- TASK DESCRIPTION -
Reproduce the data below exactly as written. Pictures do not belong in the copy.

*** Opening DATA FOR REVIEW ***

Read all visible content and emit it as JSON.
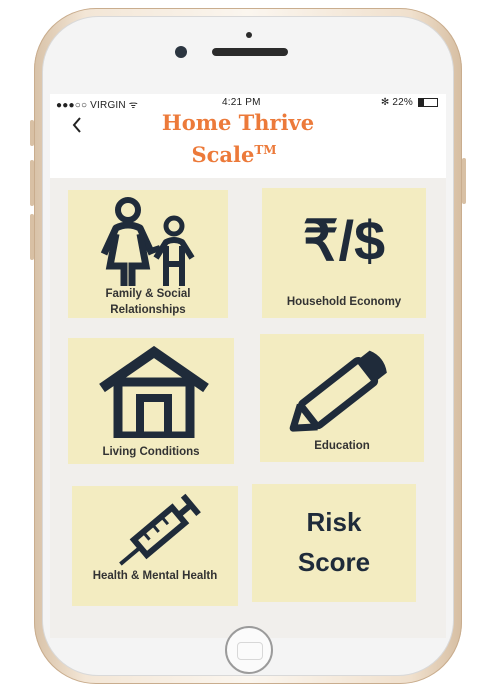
{
  "status_bar": {
    "carrier": "●●●○○ VIRGIN ᯤ",
    "time": "4:21 PM",
    "battery": "✻ 22%"
  },
  "header": {
    "back_icon": "chevron-left-icon",
    "title_line1": "Home Thrive",
    "title_line2": "Scale",
    "trademark": "TM"
  },
  "tiles": [
    {
      "label": "Family & Social Relationships",
      "icon": "family-icon"
    },
    {
      "label": "Household Economy",
      "icon": "currency-icon",
      "icon_text": "₹/$"
    },
    {
      "label": "Living Conditions",
      "icon": "house-icon"
    },
    {
      "label": "Education",
      "icon": "pencil-icon"
    },
    {
      "label": "Health & Mental Health",
      "icon": "syringe-icon"
    },
    {
      "label_line1": "Risk",
      "label_line2": "Score"
    }
  ],
  "colors": {
    "accent": "#ec7a3a",
    "tile_bg": "#f3ecc1",
    "icon": "#1f2b3a",
    "screen_bg": "#f1efec"
  }
}
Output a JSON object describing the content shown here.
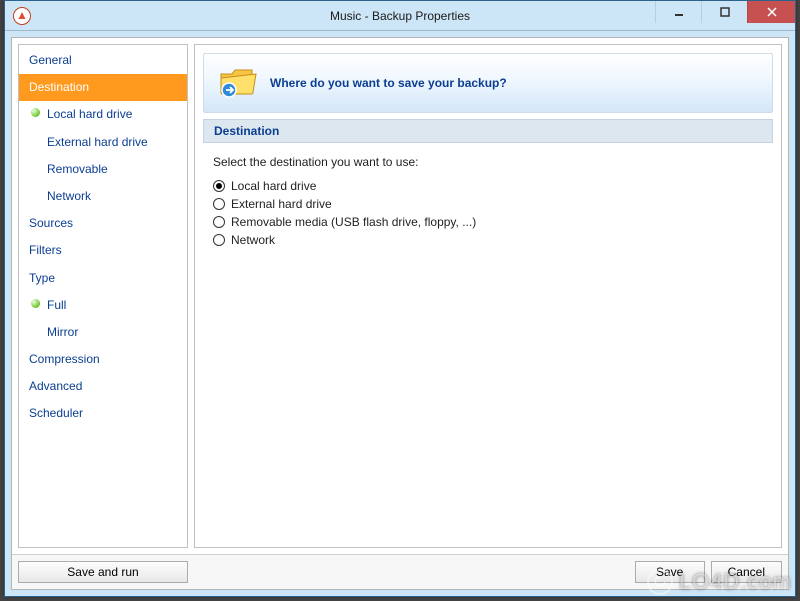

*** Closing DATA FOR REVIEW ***

- WRITTEN ANSWER -
Read all visible content and emit it as JSON.
{
  "status_bar": {
    "carrier": "●●●○○ VIRGIN ᯤ",
    "time": "4:21 PM",
    "battery": "✻ 22%"
  },
  "header": {
    "back_icon": "chevron-left-icon",
    "title_line1": "Home Thrive",
    "title_line2": "Scale",
    "trademark": "TM"
  },
  "tiles": [
    {
      "label": "Family & Social Relationships",
      "icon": "family-icon"
    },
    {
      "label": "Household Economy",
      "icon": "currency-icon",
      "icon_text": "₹/$"
    },
    {
      "label": "Living Conditions",
      "icon": "house-icon"
    },
    {
      "label": "Education",
      "icon": "pencil-icon"
    },
    {
      "label": "Health & Mental Health",
      "icon": "syringe-icon"
    },
    {
      "label_line1": "Risk",
      "label_line2": "Score"
    }
  ],
  "colors": {
    "accent": "#ec7a3a",
    "tile_bg": "#f3ecc1",
    "icon": "#1f2b3a",
    "screen_bg": "#f1efec"
  }
}
Output a JSON object describing the content shown here.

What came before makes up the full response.